Courtney Boen

News

  • Courtney Boen was quoted in a Penn Today article about the United States having the worst maternal mortality rate of any developed country and that rate steadily rising, increasing by 26% between 2000 and 2014. Experts across the University are addressing the crisis head-on, creating programs and conducting research to understand and address the role that social determinants, socioeconomics, and racism play.

  • Richard A. Axilrod, WG’85, and Nancy M. Axilrod, parents, have made a $2 million gift to establish the Axilrod Term Fund in Health and Inequality. The fund has enabled Penn Arts and Sciences to recruit three new faculty members, Juan Pablo Atal, Courtney Boen, and Morgan Hoke, who will help establish Penn as a worldwide center for the analysis of inequality and health, with a specific focus on the distribution of health outcomes and how this distribution is shaped by social policies. Read more about the fund in the Penn SAS announcement.

  • Congratulations to PSC research associate Courtney Boen for being awarded the best dissertation award from the ASA Section on Mental Health for her dissertation “Inequality ‘Under the Skin’: Stress & the Biodemography of Racial Health Disparities Across the Life Course.”

Assistant Professor of Sociology

Ph.D., Sociology, University of North Carolina, Chapel Hill, 2017

My research focuses primarily on the social determinants of population health inequality, with particular attention to the social factors producing racial and socioeconomic health inequities.

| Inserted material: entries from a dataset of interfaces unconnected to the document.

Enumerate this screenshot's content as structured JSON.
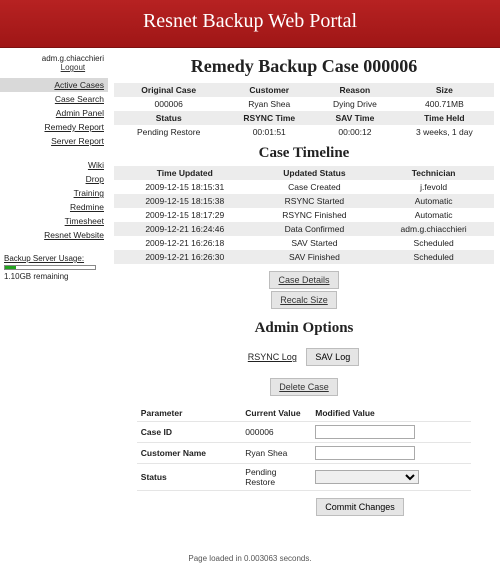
{
  "header": {
    "title": "Resnet Backup Web Portal"
  },
  "user": {
    "name": "adm.g.chiacchieri",
    "logout": "Logout"
  },
  "sidebar": {
    "group1": [
      {
        "label": "Active Cases",
        "active": true
      },
      {
        "label": "Case Search"
      },
      {
        "label": "Admin Panel"
      },
      {
        "label": "Remedy Report"
      },
      {
        "label": "Server Report"
      }
    ],
    "group2": [
      {
        "label": "Wiki"
      },
      {
        "label": "Drop"
      },
      {
        "label": "Training"
      },
      {
        "label": "Redmine"
      },
      {
        "label": "Timesheet"
      },
      {
        "label": "Resnet Website"
      }
    ],
    "storage": {
      "title": "Backup Server Usage:",
      "remaining": "1.10GB remaining",
      "fill_pct": 12
    }
  },
  "page": {
    "title": "Remedy Backup Case 000006",
    "summary": {
      "row1_headers": [
        "Original Case",
        "Customer",
        "Reason",
        "Size"
      ],
      "row1_values": [
        "000006",
        "Ryan Shea",
        "Dying Drive",
        "400.71MB"
      ],
      "row2_headers": [
        "Status",
        "RSYNC Time",
        "SAV Time",
        "Time Held"
      ],
      "row2_values": [
        "Pending Restore",
        "00:01:51",
        "00:00:12",
        "3 weeks, 1 day"
      ]
    },
    "timeline_title": "Case Timeline",
    "timeline_headers": [
      "Time Updated",
      "Updated Status",
      "Technician"
    ],
    "timeline": [
      [
        "2009-12-15 18:15:31",
        "Case Created",
        "j.fevold"
      ],
      [
        "2009-12-15 18:15:38",
        "RSYNC Started",
        "Automatic"
      ],
      [
        "2009-12-15 18:17:29",
        "RSYNC Finished",
        "Automatic"
      ],
      [
        "2009-12-21 16:24:46",
        "Data Confirmed",
        "adm.g.chiacchieri"
      ],
      [
        "2009-12-21 16:26:18",
        "SAV Started",
        "Scheduled"
      ],
      [
        "2009-12-21 16:26:30",
        "SAV Finished",
        "Scheduled"
      ]
    ],
    "buttons": {
      "case_details": "Case Details",
      "recalc": "Recalc Size"
    },
    "admin_title": "Admin Options",
    "logs": {
      "rsync": "RSYNC Log",
      "sav": "SAV Log"
    },
    "delete": "Delete Case",
    "form": {
      "headers": [
        "Parameter",
        "Current Value",
        "Modified Value"
      ],
      "case_id_label": "Case ID",
      "case_id_current": "000006",
      "customer_label": "Customer Name",
      "customer_current": "Ryan Shea",
      "status_label": "Status",
      "status_current": "Pending Restore",
      "commit": "Commit Changes"
    }
  },
  "footer": {
    "text": "Page loaded in 0.003063 seconds."
  }
}
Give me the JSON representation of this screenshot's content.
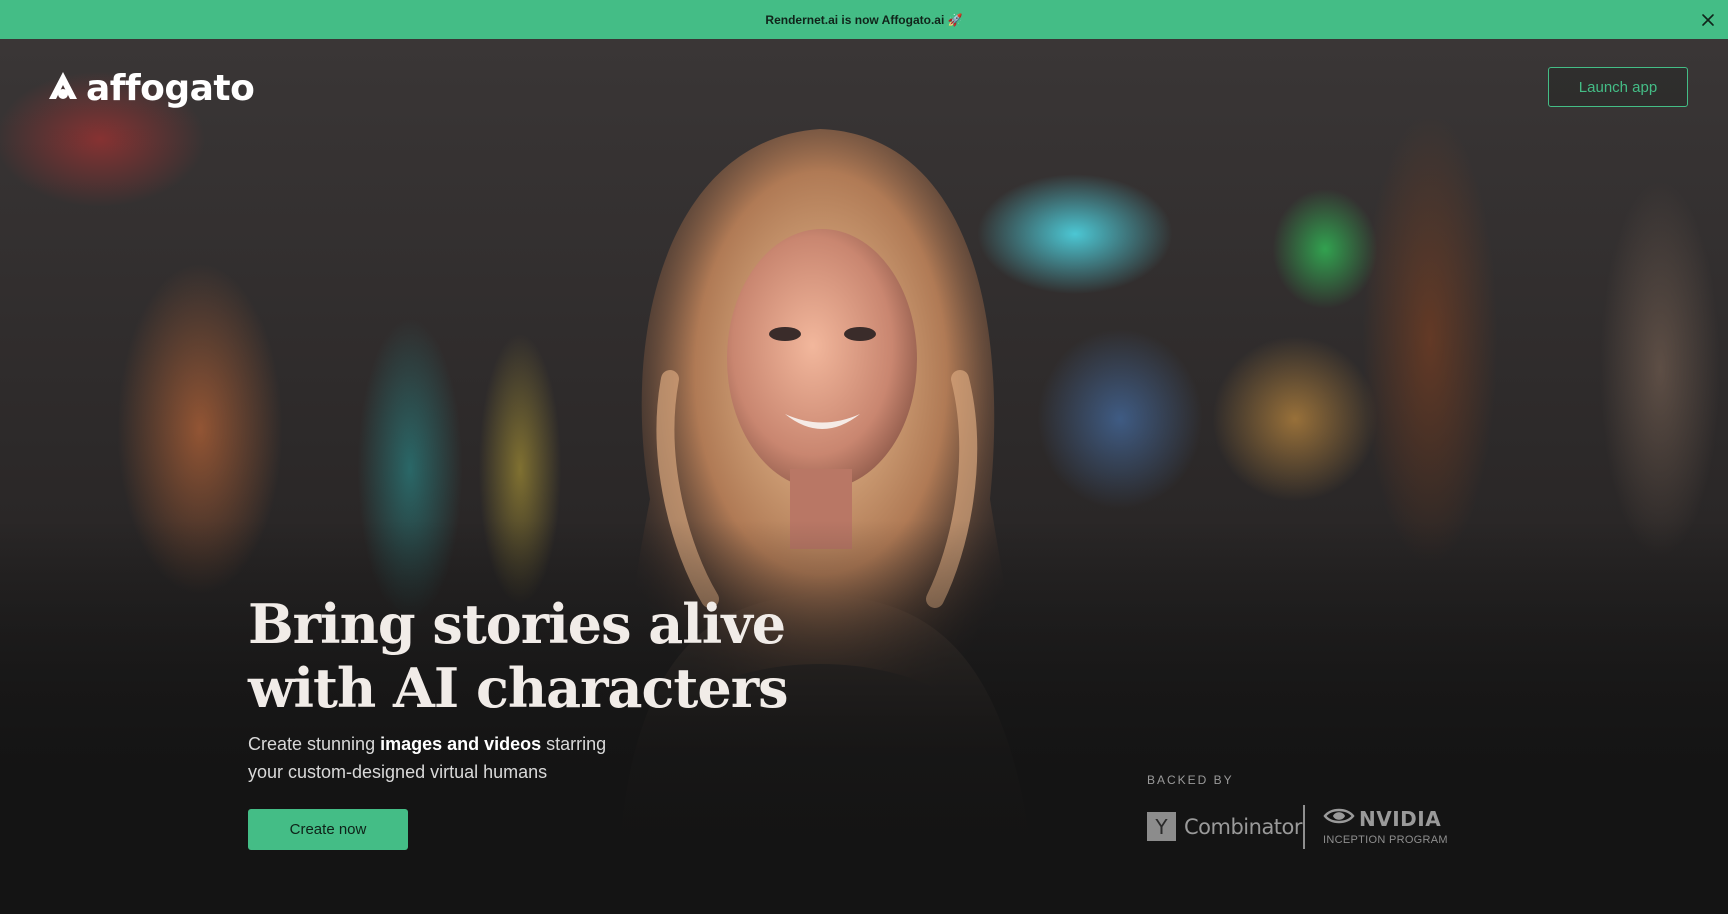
{
  "banner": {
    "message": "Rendernet.ai is now Affogato.ai 🚀",
    "background_color": "#44bd86",
    "close_icon": "close-icon"
  },
  "header": {
    "logo_text": "affogato",
    "logo_icon": "affogato-logo-icon",
    "launch_button_label": "Launch app"
  },
  "hero": {
    "headline_line1": "Bring stories alive",
    "headline_line2": "with AI characters",
    "subtitle_before": "Create stunning ",
    "subtitle_bold": "images and videos",
    "subtitle_after": " starring",
    "subtitle_line2": "your custom-designed virtual humans",
    "cta_label": "Create now",
    "accent_color": "#44bd86"
  },
  "backers": {
    "label": "BACKED BY",
    "yc_box_letter": "Y",
    "yc_name": "Combinator",
    "nvidia_name": "NVIDIA",
    "nvidia_program": "INCEPTION PROGRAM",
    "nvidia_icon": "nvidia-eye-icon"
  }
}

Utilizing biomarkers of physiological functioning and cellular aging and a variety of analytic techniques, my work aims to improve scientific understanding how macro-level social inequality “gets under the skin” to produce health disparities from birth through late life. Currently, I am engaged in several projects that examine how exposure to racism-related stress in various domains of social life (e.g., in neighborhoods, in contacts with the criminal justice system, and in interpersonal interactions) contributes to racial disparities in pre-disease biological markers of health and aging. My other ongoing and previous studies further investigate the social factors producing racial and socioeconomic health disparities. I have examined how disparities in socioeconomic conditions—including differential access to wealth and exposure to early-life socioeconomic disadvantage—contribute to population health inequality. I have also collaborated on projects that assess how access to social relationships and exposure to relationship strain contribute to disparities in health and disease risk. My research has been published in Social Science and Medicine, the Proceedings of the National Academy of Sciences, Biodemography and Social Biology, and the Journal of Aging and Health.